Find all the lines in the entries below that hold the word "tornado" and copy them.

--- START ---

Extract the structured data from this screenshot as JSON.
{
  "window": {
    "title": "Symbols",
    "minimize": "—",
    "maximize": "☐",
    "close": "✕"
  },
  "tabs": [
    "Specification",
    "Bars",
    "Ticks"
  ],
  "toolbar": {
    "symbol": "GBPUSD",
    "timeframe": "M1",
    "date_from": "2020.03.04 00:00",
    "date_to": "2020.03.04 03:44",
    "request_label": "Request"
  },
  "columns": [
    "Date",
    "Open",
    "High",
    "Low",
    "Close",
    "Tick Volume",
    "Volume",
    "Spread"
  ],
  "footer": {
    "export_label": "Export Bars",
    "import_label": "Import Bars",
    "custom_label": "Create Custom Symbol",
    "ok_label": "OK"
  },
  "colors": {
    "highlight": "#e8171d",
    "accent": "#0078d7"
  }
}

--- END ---
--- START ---

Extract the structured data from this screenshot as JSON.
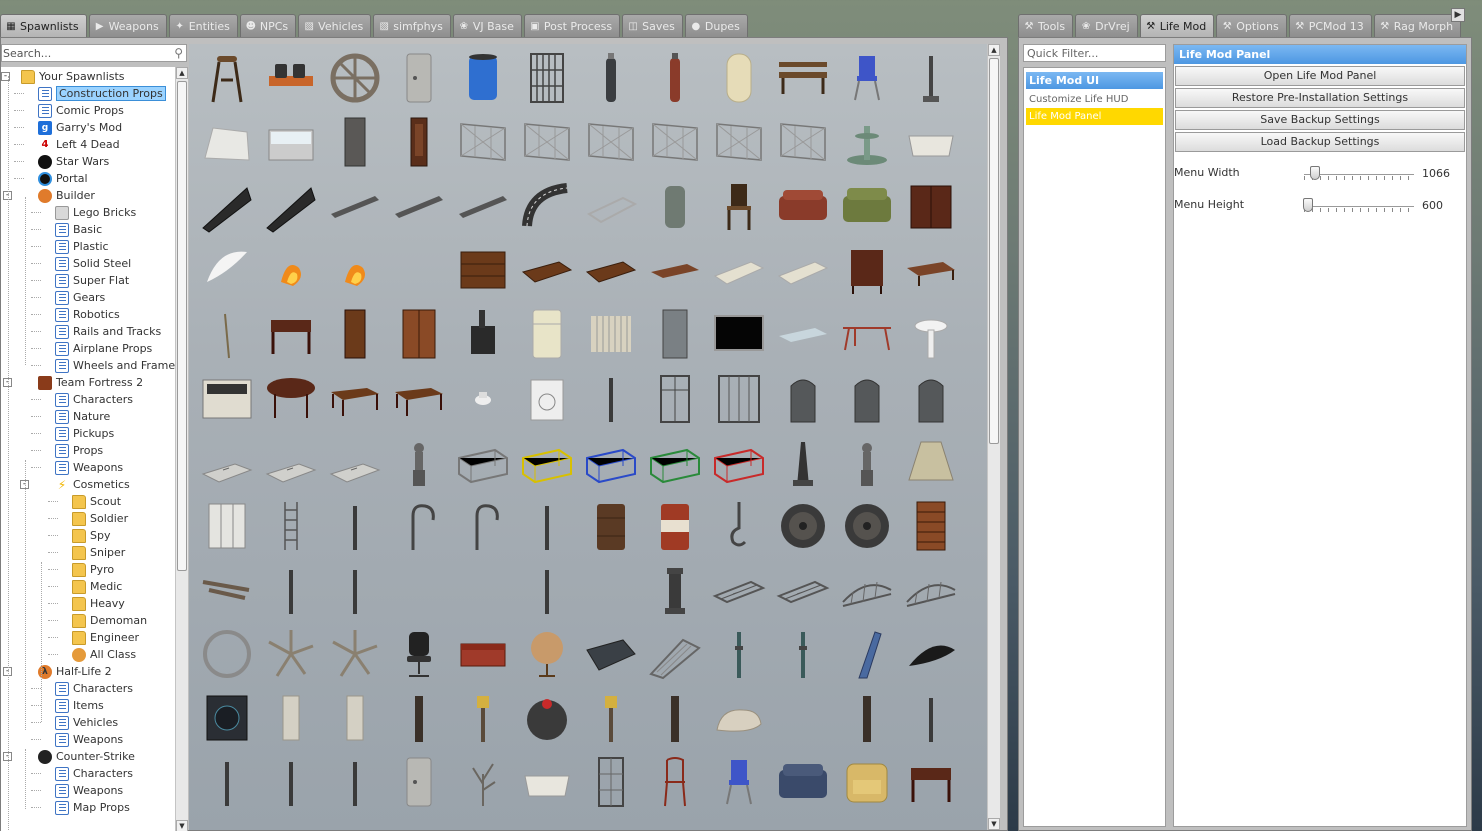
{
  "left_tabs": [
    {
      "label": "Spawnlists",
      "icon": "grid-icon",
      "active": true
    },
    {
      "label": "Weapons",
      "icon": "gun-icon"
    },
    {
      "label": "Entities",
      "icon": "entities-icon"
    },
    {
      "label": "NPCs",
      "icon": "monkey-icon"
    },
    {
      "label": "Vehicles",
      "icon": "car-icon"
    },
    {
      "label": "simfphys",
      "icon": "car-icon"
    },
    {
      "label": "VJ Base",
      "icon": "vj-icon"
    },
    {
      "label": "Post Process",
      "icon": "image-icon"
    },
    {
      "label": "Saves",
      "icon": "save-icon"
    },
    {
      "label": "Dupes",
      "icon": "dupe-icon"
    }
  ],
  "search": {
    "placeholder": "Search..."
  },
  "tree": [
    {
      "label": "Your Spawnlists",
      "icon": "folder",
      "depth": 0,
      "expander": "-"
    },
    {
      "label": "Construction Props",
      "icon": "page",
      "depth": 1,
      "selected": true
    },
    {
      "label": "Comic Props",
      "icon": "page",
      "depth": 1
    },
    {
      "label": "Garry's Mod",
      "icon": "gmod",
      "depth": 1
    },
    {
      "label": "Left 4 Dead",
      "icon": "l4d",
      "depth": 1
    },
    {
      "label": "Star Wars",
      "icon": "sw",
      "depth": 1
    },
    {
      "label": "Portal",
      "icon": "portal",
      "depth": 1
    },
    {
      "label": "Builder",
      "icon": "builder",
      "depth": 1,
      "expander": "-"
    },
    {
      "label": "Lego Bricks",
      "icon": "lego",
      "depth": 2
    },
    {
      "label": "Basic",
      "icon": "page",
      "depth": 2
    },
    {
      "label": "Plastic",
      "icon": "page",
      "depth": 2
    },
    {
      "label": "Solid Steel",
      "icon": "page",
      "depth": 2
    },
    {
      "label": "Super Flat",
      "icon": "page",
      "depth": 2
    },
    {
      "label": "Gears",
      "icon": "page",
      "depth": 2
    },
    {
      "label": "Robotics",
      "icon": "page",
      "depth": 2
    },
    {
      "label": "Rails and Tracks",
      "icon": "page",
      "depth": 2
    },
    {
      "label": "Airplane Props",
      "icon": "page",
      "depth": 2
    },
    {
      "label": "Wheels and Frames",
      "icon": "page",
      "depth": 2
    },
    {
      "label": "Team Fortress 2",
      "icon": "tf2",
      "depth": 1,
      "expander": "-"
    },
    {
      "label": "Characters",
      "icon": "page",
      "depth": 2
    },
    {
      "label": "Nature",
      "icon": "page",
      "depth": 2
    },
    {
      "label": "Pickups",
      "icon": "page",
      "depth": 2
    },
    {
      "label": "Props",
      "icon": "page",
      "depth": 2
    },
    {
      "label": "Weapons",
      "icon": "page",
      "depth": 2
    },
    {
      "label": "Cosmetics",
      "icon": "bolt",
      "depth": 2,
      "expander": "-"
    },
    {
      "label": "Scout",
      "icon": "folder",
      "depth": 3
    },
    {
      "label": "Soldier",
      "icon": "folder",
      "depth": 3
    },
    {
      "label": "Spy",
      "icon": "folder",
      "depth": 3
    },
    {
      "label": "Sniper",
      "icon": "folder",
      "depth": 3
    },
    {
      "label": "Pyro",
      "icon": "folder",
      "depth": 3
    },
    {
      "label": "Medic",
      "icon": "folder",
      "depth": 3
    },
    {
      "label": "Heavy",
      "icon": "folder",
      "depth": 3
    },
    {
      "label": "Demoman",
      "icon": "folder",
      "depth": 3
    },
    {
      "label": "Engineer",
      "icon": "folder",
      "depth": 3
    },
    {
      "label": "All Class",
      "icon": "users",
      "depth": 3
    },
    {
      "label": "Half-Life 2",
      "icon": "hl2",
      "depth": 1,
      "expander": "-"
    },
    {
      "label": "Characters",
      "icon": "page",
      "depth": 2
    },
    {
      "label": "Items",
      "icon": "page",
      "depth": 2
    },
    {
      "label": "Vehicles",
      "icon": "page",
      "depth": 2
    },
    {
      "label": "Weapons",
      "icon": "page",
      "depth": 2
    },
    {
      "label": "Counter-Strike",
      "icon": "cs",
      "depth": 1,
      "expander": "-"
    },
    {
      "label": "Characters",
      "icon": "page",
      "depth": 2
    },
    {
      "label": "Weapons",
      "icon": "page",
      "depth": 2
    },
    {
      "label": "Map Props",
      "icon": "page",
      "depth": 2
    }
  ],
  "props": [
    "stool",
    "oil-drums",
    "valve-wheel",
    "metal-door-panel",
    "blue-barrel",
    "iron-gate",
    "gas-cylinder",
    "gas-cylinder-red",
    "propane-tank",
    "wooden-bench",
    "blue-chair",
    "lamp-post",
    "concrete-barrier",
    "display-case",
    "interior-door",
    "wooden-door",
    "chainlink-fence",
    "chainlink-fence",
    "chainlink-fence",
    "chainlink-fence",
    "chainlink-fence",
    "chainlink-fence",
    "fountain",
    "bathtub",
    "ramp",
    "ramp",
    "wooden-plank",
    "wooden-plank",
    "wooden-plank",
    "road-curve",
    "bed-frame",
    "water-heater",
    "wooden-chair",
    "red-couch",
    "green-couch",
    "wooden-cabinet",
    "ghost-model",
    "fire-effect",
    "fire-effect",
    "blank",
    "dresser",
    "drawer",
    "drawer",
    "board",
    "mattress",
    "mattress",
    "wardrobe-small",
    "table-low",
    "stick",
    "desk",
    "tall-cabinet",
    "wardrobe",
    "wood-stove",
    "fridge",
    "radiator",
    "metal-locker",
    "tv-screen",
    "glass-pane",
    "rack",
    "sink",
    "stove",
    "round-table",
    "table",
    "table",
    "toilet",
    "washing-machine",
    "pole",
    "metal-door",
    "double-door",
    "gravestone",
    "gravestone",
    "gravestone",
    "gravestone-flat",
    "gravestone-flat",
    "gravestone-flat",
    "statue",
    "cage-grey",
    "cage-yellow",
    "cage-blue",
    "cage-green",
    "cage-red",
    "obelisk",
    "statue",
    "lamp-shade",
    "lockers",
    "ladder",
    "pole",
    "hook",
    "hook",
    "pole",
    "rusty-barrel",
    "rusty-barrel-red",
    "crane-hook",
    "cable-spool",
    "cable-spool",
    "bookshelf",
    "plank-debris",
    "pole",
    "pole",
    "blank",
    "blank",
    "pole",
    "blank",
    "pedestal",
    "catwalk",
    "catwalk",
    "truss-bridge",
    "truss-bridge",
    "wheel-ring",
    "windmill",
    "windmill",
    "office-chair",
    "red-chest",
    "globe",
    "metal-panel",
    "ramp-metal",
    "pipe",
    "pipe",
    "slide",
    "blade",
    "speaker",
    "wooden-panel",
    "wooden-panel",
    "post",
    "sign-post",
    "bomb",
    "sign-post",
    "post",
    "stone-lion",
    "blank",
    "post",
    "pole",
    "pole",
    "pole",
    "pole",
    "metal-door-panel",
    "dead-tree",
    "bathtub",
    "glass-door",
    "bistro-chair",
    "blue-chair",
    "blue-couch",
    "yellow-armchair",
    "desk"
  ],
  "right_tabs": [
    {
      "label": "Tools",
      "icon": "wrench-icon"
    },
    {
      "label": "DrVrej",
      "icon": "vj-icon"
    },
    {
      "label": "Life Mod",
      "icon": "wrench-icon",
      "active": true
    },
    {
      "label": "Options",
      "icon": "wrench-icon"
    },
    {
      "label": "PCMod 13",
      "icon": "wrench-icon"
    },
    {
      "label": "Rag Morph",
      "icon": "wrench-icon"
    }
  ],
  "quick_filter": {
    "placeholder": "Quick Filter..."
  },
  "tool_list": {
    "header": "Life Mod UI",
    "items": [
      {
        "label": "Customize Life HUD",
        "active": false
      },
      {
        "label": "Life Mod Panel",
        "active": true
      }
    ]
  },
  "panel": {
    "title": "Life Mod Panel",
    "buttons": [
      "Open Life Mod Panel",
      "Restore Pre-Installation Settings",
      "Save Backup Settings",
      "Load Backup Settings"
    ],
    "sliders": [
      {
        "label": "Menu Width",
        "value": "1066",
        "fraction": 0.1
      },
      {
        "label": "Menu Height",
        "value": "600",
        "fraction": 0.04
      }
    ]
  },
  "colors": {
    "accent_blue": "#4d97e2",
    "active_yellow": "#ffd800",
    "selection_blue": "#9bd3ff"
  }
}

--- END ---
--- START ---

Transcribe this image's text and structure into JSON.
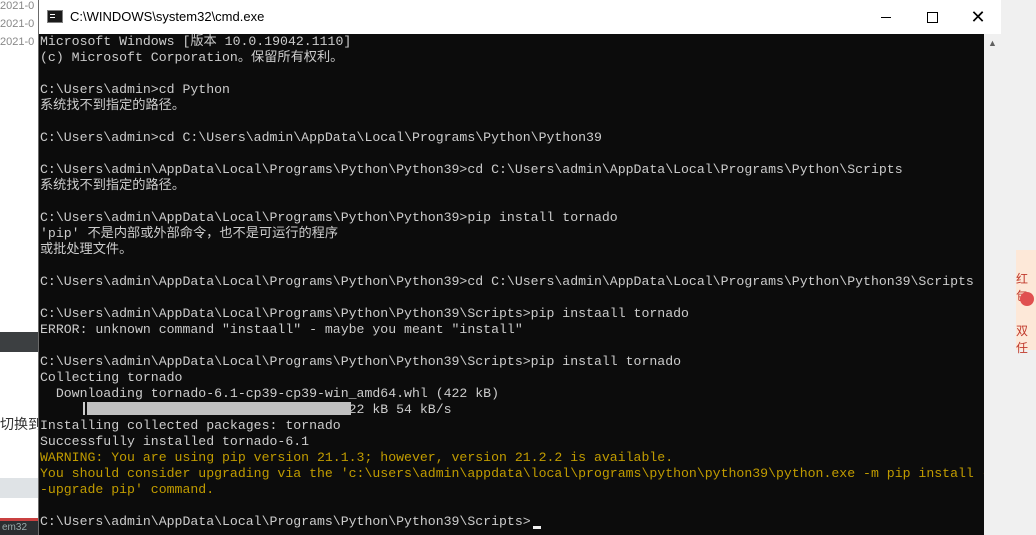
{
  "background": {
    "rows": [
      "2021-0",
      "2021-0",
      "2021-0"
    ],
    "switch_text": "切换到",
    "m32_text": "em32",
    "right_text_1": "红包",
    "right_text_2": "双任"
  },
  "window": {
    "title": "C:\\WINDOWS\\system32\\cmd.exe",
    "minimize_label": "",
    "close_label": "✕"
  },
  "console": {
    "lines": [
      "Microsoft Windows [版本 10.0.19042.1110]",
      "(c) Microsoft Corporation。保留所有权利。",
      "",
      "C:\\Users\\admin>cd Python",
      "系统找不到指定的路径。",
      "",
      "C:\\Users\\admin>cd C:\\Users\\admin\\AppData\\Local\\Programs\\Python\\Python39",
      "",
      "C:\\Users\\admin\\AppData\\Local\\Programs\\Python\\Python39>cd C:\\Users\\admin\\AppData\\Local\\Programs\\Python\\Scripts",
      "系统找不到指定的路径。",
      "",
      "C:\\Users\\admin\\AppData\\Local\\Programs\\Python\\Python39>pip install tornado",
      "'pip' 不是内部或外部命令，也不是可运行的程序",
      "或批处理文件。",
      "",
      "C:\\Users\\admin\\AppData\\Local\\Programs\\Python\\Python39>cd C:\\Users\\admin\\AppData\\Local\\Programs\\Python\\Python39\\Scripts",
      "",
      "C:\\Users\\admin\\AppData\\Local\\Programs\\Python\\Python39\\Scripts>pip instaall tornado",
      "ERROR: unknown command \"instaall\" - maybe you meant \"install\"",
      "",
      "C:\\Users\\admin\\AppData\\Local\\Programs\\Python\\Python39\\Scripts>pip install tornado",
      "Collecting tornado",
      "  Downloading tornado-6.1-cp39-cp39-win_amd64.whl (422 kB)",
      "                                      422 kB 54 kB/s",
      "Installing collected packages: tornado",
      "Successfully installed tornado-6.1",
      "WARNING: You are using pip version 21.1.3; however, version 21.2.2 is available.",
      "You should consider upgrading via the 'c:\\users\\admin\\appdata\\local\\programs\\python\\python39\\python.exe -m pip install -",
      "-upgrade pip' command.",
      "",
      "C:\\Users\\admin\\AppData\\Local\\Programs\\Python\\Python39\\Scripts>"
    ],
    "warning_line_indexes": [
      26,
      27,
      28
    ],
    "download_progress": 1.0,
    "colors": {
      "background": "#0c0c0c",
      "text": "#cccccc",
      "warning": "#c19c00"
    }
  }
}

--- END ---

Answer to this exercise -
      "C:\\Users\\admin\\AppData\\Local\\Programs\\Python\\Python39>pip install tornado",
      "C:\\Users\\admin\\AppData\\Local\\Programs\\Python\\Python39\\Scripts>pip instaall tornado",
      "C:\\Users\\admin\\AppData\\Local\\Programs\\Python\\Python39\\Scripts>pip install tornado",
      "Collecting tornado",
      "  Downloading tornado-6.1-cp39-cp39-win_amd64.whl (422 kB)",
      "Installing collected packages: tornado",
      "Successfully installed tornado-6.1",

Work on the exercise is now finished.